An exact copy of the data below is required; return it in full.

┄┄┄┄┄┄┄┄┄┄

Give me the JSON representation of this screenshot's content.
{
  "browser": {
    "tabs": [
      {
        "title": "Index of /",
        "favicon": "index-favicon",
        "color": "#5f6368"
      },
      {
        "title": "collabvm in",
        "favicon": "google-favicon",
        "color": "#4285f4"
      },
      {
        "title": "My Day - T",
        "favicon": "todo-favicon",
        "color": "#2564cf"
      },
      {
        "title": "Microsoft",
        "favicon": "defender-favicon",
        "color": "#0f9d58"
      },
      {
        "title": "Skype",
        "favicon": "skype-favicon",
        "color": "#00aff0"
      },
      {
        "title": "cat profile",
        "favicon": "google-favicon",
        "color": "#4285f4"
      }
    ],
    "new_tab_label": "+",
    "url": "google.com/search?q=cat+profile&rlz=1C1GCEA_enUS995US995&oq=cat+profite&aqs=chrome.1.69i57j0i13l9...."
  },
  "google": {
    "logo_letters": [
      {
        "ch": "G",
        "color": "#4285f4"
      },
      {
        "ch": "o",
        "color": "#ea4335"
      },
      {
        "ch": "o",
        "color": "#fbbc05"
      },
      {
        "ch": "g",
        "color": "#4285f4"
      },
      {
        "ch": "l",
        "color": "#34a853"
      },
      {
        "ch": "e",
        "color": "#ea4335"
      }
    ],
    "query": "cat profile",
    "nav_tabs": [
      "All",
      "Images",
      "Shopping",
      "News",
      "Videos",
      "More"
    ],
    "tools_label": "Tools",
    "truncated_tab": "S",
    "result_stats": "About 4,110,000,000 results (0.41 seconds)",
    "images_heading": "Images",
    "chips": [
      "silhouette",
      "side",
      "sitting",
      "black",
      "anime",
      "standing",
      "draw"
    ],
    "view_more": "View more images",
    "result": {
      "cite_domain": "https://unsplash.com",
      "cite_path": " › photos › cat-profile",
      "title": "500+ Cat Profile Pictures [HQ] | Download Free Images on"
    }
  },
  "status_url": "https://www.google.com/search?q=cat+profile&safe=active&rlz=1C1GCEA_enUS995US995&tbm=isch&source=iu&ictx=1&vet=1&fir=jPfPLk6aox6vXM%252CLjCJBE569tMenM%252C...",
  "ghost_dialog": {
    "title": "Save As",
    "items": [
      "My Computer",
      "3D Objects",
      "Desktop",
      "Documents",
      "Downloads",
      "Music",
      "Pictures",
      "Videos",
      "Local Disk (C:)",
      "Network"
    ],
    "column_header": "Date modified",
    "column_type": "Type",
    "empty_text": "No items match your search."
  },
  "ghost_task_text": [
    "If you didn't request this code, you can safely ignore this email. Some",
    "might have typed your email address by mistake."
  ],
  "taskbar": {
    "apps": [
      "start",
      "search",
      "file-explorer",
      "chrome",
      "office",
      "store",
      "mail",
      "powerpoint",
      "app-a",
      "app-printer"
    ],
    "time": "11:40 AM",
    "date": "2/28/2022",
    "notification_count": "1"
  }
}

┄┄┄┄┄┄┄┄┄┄

Answer to this task:
Give me the JSON representation of this screenshot's content.
{
  "browser": {
    "tabs": [
      {
        "title": "Index of /",
        "favicon": "index-favicon",
        "color": "#5f6368"
      },
      {
        "title": "collabvm in",
        "favicon": "google-favicon",
        "color": "#4285f4"
      },
      {
        "title": "My Day - T",
        "favicon": "todo-favicon",
        "color": "#2564cf"
      },
      {
        "title": "Microsoft",
        "favicon": "defender-favicon",
        "color": "#0f9d58"
      },
      {
        "title": "Skype",
        "favicon": "skype-favicon",
        "color": "#00aff0"
      },
      {
        "title": "cat profile",
        "favicon": "google-favicon",
        "color": "#4285f4"
      }
    ],
    "new_tab_label": "+",
    "url": "google.com/search?q=cat+profile&rlz=1C1GCEA_enUS995US995&oq=cat+profite&aqs=chrome.1.69i57j0i13l9...."
  },
  "google": {
    "logo_letters": [
      {
        "ch": "G",
        "color": "#4285f4"
      },
      {
        "ch": "o",
        "color": "#ea4335"
      },
      {
        "ch": "o",
        "color": "#fbbc05"
      },
      {
        "ch": "g",
        "color": "#4285f4"
      },
      {
        "ch": "l",
        "color": "#34a853"
      },
      {
        "ch": "e",
        "color": "#ea4335"
      }
    ],
    "query": "cat profile",
    "nav_tabs": [
      "All",
      "Images",
      "Shopping",
      "News",
      "Videos",
      "More"
    ],
    "tools_label": "Tools",
    "truncated_tab": "S",
    "result_stats": "About 4,110,000,000 results (0.41 seconds)",
    "images_heading": "Images",
    "chips": [
      "silhouette",
      "side",
      "sitting",
      "black",
      "anime",
      "standing",
      "draw"
    ],
    "view_more": "View more images",
    "result": {
      "cite_domain": "https://unsplash.com",
      "cite_path": " › photos › cat-profile",
      "title": "500+ Cat Profile Pictures [HQ] | Download Free Images on"
    }
  },
  "status_url": "https://www.google.com/search?q=cat+profile&safe=active&rlz=1C1GCEA_enUS995US995&tbm=isch&source=iu&ictx=1&vet=1&fir=jPfPLk6aox6vXM%252CLjCJBE569tMenM%252C...",
  "ghost_dialog": {
    "title": "Save As",
    "items": [
      "My Computer",
      "3D Objects",
      "Desktop",
      "Documents",
      "Downloads",
      "Music",
      "Pictures",
      "Videos",
      "Local Disk (C:)",
      "Network"
    ],
    "column_header": "Date modified",
    "column_type": "Type",
    "empty_text": "No items match your search."
  },
  "ghost_task_text": [
    "If you didn't request this code, you can safely ignore this email. Some",
    "might have typed your email address by mistake."
  ],
  "taskbar": {
    "apps": [
      "start",
      "search",
      "file-explorer",
      "chrome",
      "office",
      "store",
      "mail",
      "powerpoint",
      "app-a",
      "app-printer"
    ],
    "time": "11:40 AM",
    "date": "2/28/2022",
    "notification_count": "1"
  }
}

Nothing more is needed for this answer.